The Cndnsd Vrsn: 4pm Thursday February 13 ACS Rm 123 -
The Java AWT and Event Model
Remember: New on-time meeting start! The meeting will start on-time at 4:00, however, since we usually have the room scheduled at 3:30, those who enjoy the 15 minutes of pre-meeting networking should arrive at 3:45.
Geoff has a lot of material to cover in this meeting, so it's
particularly important for us to start on time.
At the February 13th meeting of the Front Range UNIX Users Group Geoff Thompson will present an overview of the Java AWT (Abstract Window Toolkit) and the Event Model for release 1.1.
Java is a significant new platform independent technology that can be used for stand-alone applications and Web programming. Most graphical user interface programming in Java, whether in applets or stand-alone applications, uses the AWT. Consequently, the AWT (as in you "ought" to find about more about this) is one of Java's most important class libraries.
The Java language is quite stable, however, the AWT has evolved significantly from its creation to its current state in Java 1.0.2. Some of the most important changes are coming in 1.1. (And even more changes will follow.) At the center of this evolution is event processing. Several aspects of the AWT are straight forward and will be familiar to many programmers, however, the event model has been one of the most confusing aspects of the AWT. This talk will focus on the AWT and the details of event processing. If we're lucky, we may be able to illustrate the concepts with some live demos.
This talk will be technical, but informal, and occasionally very opinionated. I'll spend some time putting the AWT in context and explaining the special problems of portable toolkits, instead of just diving straight into the details.
Along the way several seemingly unrelated connections to other topics will be discussed, such as:
And finally, free stuff! A copy of Graphic Java, Mastering the AWT, by
David Geary and Alan McClellan, from SunSoft Press and Prentice Hall, will be given away.
- which came first, interpreters or compilers?
- When did Ivan Sutherland create a GUI software system featuring
object-oriented graphics and direct manipulation with a pointing device?
- what is in the suitcase in Pulp Fiction?
The next meeting of the Front Range UNIX Users Group will be in room 123 of the
CU Academic Computing Center building at Arapahoe and Marine Streets in Boulder.

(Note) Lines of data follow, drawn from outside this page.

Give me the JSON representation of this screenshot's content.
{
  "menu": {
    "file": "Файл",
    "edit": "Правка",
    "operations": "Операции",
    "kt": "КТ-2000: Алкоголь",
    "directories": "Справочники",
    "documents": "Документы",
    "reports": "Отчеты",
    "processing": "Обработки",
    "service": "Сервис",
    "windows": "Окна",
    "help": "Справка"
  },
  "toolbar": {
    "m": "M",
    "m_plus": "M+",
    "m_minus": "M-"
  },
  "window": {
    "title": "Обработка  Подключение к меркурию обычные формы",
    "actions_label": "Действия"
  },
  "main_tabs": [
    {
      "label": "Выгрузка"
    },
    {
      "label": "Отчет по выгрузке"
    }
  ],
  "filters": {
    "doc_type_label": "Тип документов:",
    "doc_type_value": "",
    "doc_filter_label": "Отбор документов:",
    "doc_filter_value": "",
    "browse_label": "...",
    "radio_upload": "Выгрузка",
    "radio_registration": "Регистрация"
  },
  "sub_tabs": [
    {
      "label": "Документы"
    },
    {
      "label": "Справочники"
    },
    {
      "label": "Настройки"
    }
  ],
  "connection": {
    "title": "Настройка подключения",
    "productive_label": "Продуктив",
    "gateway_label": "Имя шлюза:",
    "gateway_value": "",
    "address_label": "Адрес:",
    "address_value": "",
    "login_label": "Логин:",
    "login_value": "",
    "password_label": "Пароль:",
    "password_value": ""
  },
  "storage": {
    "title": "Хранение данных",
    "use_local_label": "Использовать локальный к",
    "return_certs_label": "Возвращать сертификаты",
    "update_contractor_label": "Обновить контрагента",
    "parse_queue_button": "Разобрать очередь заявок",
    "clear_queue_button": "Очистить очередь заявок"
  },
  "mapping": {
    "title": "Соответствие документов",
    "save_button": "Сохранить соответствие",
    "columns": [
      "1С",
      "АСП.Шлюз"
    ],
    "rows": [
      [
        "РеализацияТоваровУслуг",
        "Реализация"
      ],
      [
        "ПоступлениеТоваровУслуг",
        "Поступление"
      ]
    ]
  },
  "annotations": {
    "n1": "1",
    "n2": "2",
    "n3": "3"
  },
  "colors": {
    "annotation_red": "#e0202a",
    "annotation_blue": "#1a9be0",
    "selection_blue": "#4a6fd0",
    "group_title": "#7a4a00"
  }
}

Marine St intersects Arapahoe at 38th St; the Computing Center is on the southwest corner.
At the January 16th meeting of the Front Range UNIX Users Group Cricket Liu gave a talk on new features in DNS and BIND. Copies of the new edition of his book were given away (mostly to the back row) and a copy of his book is now in the FRUUG library. Thanks go to O'Reilly Associates for supplying FRUUG with these copies. His slides and references are available.
See the previous meetings page on the Fruug web site for more detail.
We are planning the following future meetings:
Contact the FRUUG Executive Committee at
fruug at fruug.org
if you have other interesting topic ideas or are interested in presenting a
- The March meeting will be on Python.
- We are getting tired of looking for someone to do a presentation on the Be-Box.
This month's addition to the FRUUG library is Addison Wesley's
How to Set Up and Maintain a Web Site, by Lincoln Stein. This
is the second edition of this title, and includes a CD-ROM with
ready-to-use Web page samples.
You may check books out using your business card as your library card; you
must be on the membership list to check books out. Books are due at the meeting
following the one in which they are checked out. If you don't
return your library books by the next meeting, you might find
yourself on our overdue book list.
We count on you returning books on time so that other members
may have the chance to use them as well.
Last Updated: 22 January1996.
webmaster at fruug.org